AU - Thomas-Oates, J.

AU - Boxall, A.B.A.

PY - 2014/5/20

Y1 - 2014/5/20

N2 - Pharmaceuticals present a potential threat to soil organisms, yet our understanding of their fate and uptake in soil systems is limited. This study therefore investigated the fate and uptake of C-labeled carbamazepine, diclofenac, fluoxetine, and orlistat in soil-earthworm systems. Sorption coefficients increased in the order of carbamazepine <diclofenac <fluoxetine <orlistat. Dissipation of C varied by compound, and for orlistat, there was evidence of formation of nonextractable residues. Uptake of C was seen for all compounds. Depuration studies showed complete elimination of C for carbamazepine and fluoxetine treatments and partial elimination for orlistat and diclofenac, with greater than 30% of the C remaining in the tissue at the end of the experiment. Pore-water-based bioconcentration factors (BCFs), based on uptake and elimination of C, increased in the order carbamazepine <diclofenac <fluoxetine and orlistat. Liquid chromatography-tandem mass spectrometry and liquid chromatography-Fourier transform mass spectrometry indicated that the observed uptake in the fluoxetine and carbamazepine treatments was due to the parent compounds but that diclofenac was degraded in the test system so uptake was due to unidentifiable transformation products. Comparison of our data with outputs of quantitative structure-activity relationships for estimating BCFs in worms showed that these models tend to overestimate pharmaceutical BCFs so new models are needed.
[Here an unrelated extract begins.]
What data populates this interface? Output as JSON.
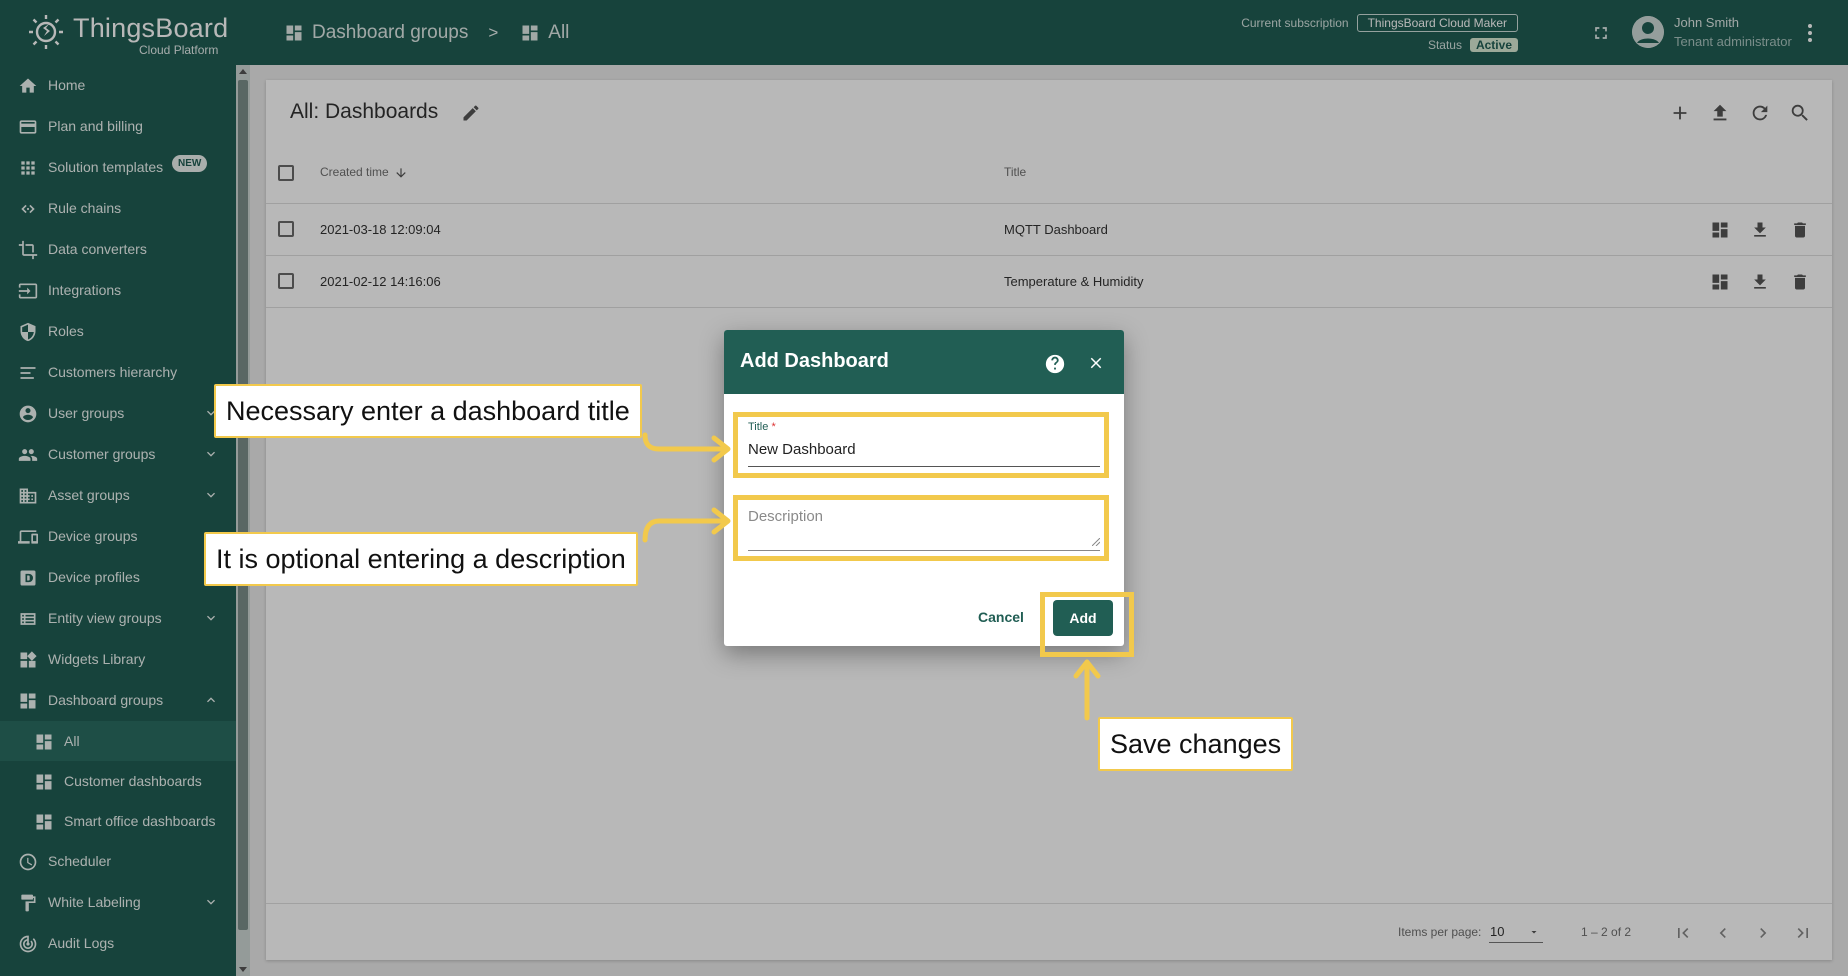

AB - Pharmaceuticals present a potential threat to soil organisms, yet our understanding of their fate and uptake in soil systems is limited. This study therefore investigated the fate and uptake of C-labeled carbamazepine, diclofenac, fluoxetine, and orlistat in soil-earthworm systems. Sorption coefficients increased in the order of carbamazepine <diclofenac <fluoxetine <orlistat. Dissipation of C varied by compound, and for orlistat, there was evidence of formation of nonextractable residues. Uptake of C was seen for all compounds. Depuration studies showed complete elimination of C for carbamazepine and fluoxetine treatments and partial elimination for orlistat and diclofenac, with greater than 30% of the C remaining in the tissue at the end of the experiment. Pore-water-based bioconcentration factors (BCFs), based on uptake and elimination of C, increased in the order carbamazepine <diclofenac <fluoxetine and orlistat. Liquid chromatography-tandem mass spectrometry and liquid chromatography-Fourier transform mass spectrometry indicated that the observed uptake in the fluoxetine and carbamazepine treatments was due to the parent compounds but that diclofenac was degraded in the test system so uptake was due to unidentifiable transformation products. Comparison of our data with outputs of quantitative structure-activity relationships for estimating BCFs in worms showed that these models tend to overestimate pharmaceutical BCFs so new models are needed.

UR - http://www.scopus.com/inward/record.url?scp=84901044559&partnerID=8YFLogxK

U2 - 10.1021/es500567w

DO - 10.1021/es500567w

M3 - Article

AN - SCOPUS:84901044559

VL - 48

SP - 5955

EP - 5963

JO - Environmental Science and Technology

JF - Environmental Science and Technology

SN - 0013-936X

IS - 10

ER -